These are very simple, and take form in a very quick dice roll-off (though not off the table hopefully). Any players at the same location take one of their dice (that is their identity die and any extra lives) and roll it. If any players roll a gun, any players who didn’t lose a life. No more dice? Then it’s game over for you my friend. If everybody rolls a gun or nobody does, you all roll again. Last player standing gets the shiny blueprint or the recipe to coca cola or whatever it was hidden inside that power plant. It’s a familiar game mechanic but it works, and I like the idea that a chancer can still win even if they played safe. Any dice rolling mechanic always has that immediately satisfying or frustrating moment where you win or lose, and I’m not a big believer in ‘luck’ or having the dice hate you (I’m looking at you, Wil Wheaton!) but it’s still thrilling when you get that perfect roll at the exact right time.

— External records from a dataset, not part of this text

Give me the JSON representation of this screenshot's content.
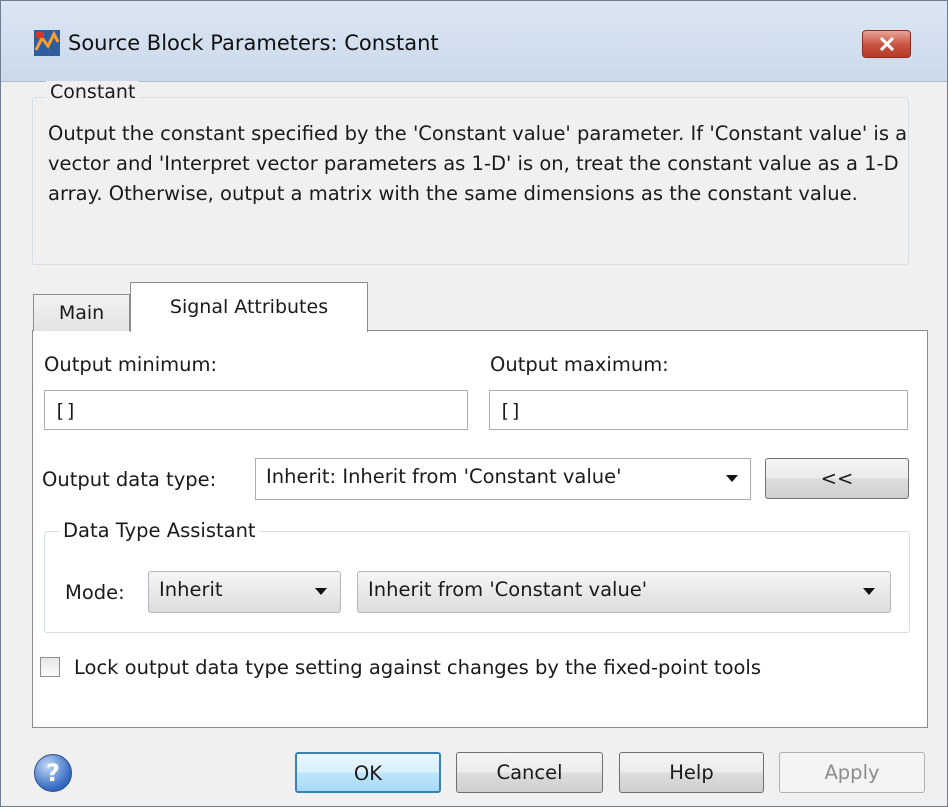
{
  "window": {
    "title": "Source Block Parameters: Constant",
    "close_label": "✕"
  },
  "description": {
    "group_title": "Constant",
    "text": "Output the constant specified by the 'Constant value' parameter. If 'Constant value' is a vector and 'Interpret vector parameters as 1-D' is on, treat the constant value as a 1-D array. Otherwise, output a matrix with the same dimensions as the constant value."
  },
  "tabs": [
    {
      "label": "Main",
      "active": false
    },
    {
      "label": "Signal Attributes",
      "active": true
    }
  ],
  "signal_attributes": {
    "output_min_label": "Output minimum:",
    "output_min_value": "[]",
    "output_max_label": "Output maximum:",
    "output_max_value": "[]",
    "data_type_label": "Output data type:",
    "data_type_value": "Inherit: Inherit from 'Constant value'",
    "assistant_button": "<<",
    "assistant": {
      "title": "Data Type Assistant",
      "mode_label": "Mode:",
      "mode_value": "Inherit",
      "inherit_value": "Inherit from 'Constant value'"
    },
    "lock_checkbox_label": "Lock output data type setting against changes by the fixed-point tools",
    "lock_checked": false
  },
  "footer": {
    "help_icon": "?",
    "ok": "OK",
    "cancel": "Cancel",
    "help": "Help",
    "apply": "Apply"
  },
  "colors": {
    "titlebar": "#cbd9ea",
    "close_button": "#c7523f",
    "ok_border": "#3c7fb1",
    "disabled_text": "#8d8d8d"
  },
  "icons": [
    "simulink-app-icon",
    "close-icon",
    "help-icon",
    "chevron-down-icon",
    "checkbox-icon"
  ]
}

I’ve already spoken on the recent podcast (which you can find here) about how much I loved this game, but it is really fun. It may not introduce anything vastly new to the formula but what it does is package up some familiar game mechanics in a refreshing way and make it engaging. The game also has solid components and aesthetically appealing artwork. It certainly feels like good value for money and depending on it’s European or American price it is surely worth considering.

One criticism of this game I feel is worth mentioning, even though I haven’t yet reached this scenario myself, is that it could have limited replayability. Logic deduction games have a weakness in that sometimes it is possible to solve the game, or come up against a very limited number of strategies, both of which make playing the game multiple times a bore. Now, the good news is that I have played this numerous times and I still very much enjoy it, though it would be silly to ignore the possibility of the above. I haven’t mentioned the gadget cards or the special intel cards that come with the game, which alter the game like changing the face of the central dice or altering the value of the intel, but that’s mainly because in my experience they haven’t come up very much. At the very least they do try to tackle this issue, so for the short term yes, this game is replayable but long term, I'd have to say ‘We’ll see.’ If any of you out there feel differently, I'd love to hear your thoughts.

The most crazy thing about this game though is that, like the dice the players select, there are still games out there that people don't know anything about. Add to this a recent feature about board games on a topical morning show here in the UK, where their top ten list contained all the typical games you might expect like Monopoly and Hungry Hungry Hippos, and it just cements the fact that we still have a long way to go to reach the popularity games deserve. Our job, especially when we tell you about new games we’ve discovered, is just as important now as it's ever been and hopefully we can boost the profile of fun, well made board games like H.I.D.E in the process. Something, something, spy related pun.

Review by Russell Chapman